Broad support for internet freedom around the world
In a relatively short period of time, the internet has become an influential arena for public debates about political and social issues. And around the world, many consider free expression in cyberspace to be a fundamental right.
Majorities in 32 of 38 countries surveyed by Pew Research Center in 2015 believe that allowing people to use the internet without government censorship is important. And in 20 countries, at least 80% hold this view. Moreover, across the nations polled, a median of 50% say freedom on the internet is very important.
Support for internet freedom is especially strong in Argentina (71% very important), the U.S., Germany and Spain (each 69%), and Chile (68%). In many countries, young people, those with more years of education and high-income respondents tend to place a higher value on internet freedom.
Even though support for internet freedom is common around the globe, it is not as strong as support for other fundamental aspects of democracy. Across the 38 countries in our study, larger percentages of people say religious freedom (median of 74%), gender equality (65%), honest and competitive elections (61%), free speech (56%) and media freedom (55%) are very important.
However, the findings suggest that as access to the internet continues to spread globally, demands for freedom in cyberspace may grow as well. Countries in which a large share of the public reports using the internet also tend to have greater levels of support for internet freedom.
The internet has become central to politics in part because it has been so quickly integrated into people’s lives. As a recent Pew Research Center report highlights, once people have access to the internet, most start using it on a daily basis, and most also begin to engage in social networking. And when people have access to these technologies and platforms, they use them to engage in politics.
In a 2014 poll of 31 emerging and developing nations, a median of 54% of internet users said they went online to get political news, making this the second most popular online activity among the eight tested (staying in touch with family and friends was first). Moreover, the internet is regularly being used not just for consuming information about politics, but for expressing ideas about politics. This has been especially true in several Middle Eastern nations surveyed over the past few years as the region has struggled with political upheaval. For example, more than six-in-ten social network users in Lebanon, Egypt and Jordan said they use sites like Facebook and Twitter to share their political views.

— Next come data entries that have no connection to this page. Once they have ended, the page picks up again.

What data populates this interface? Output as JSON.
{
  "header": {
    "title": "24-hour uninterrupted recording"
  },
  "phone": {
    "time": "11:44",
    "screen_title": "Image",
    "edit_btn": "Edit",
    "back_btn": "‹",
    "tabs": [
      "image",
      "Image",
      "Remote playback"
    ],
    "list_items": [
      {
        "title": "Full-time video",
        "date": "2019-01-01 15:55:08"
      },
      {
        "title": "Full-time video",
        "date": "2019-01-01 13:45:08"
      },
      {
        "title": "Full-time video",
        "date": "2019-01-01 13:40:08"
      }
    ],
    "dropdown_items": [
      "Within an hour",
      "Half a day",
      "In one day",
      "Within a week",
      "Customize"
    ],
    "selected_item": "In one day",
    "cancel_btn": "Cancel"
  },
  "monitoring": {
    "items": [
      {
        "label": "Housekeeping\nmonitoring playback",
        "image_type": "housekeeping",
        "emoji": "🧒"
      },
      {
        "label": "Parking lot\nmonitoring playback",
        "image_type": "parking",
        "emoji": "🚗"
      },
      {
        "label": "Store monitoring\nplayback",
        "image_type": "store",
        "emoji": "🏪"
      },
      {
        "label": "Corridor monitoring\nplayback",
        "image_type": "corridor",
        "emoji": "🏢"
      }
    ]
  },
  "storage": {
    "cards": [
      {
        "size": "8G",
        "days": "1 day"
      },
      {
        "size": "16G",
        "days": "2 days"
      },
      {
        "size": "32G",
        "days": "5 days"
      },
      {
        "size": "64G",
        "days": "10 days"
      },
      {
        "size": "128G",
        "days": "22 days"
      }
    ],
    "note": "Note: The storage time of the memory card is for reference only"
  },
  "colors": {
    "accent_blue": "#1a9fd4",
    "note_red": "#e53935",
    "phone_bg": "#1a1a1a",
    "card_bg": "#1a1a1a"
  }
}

Richard Wike is director of global attitudes research at Pew Research Center.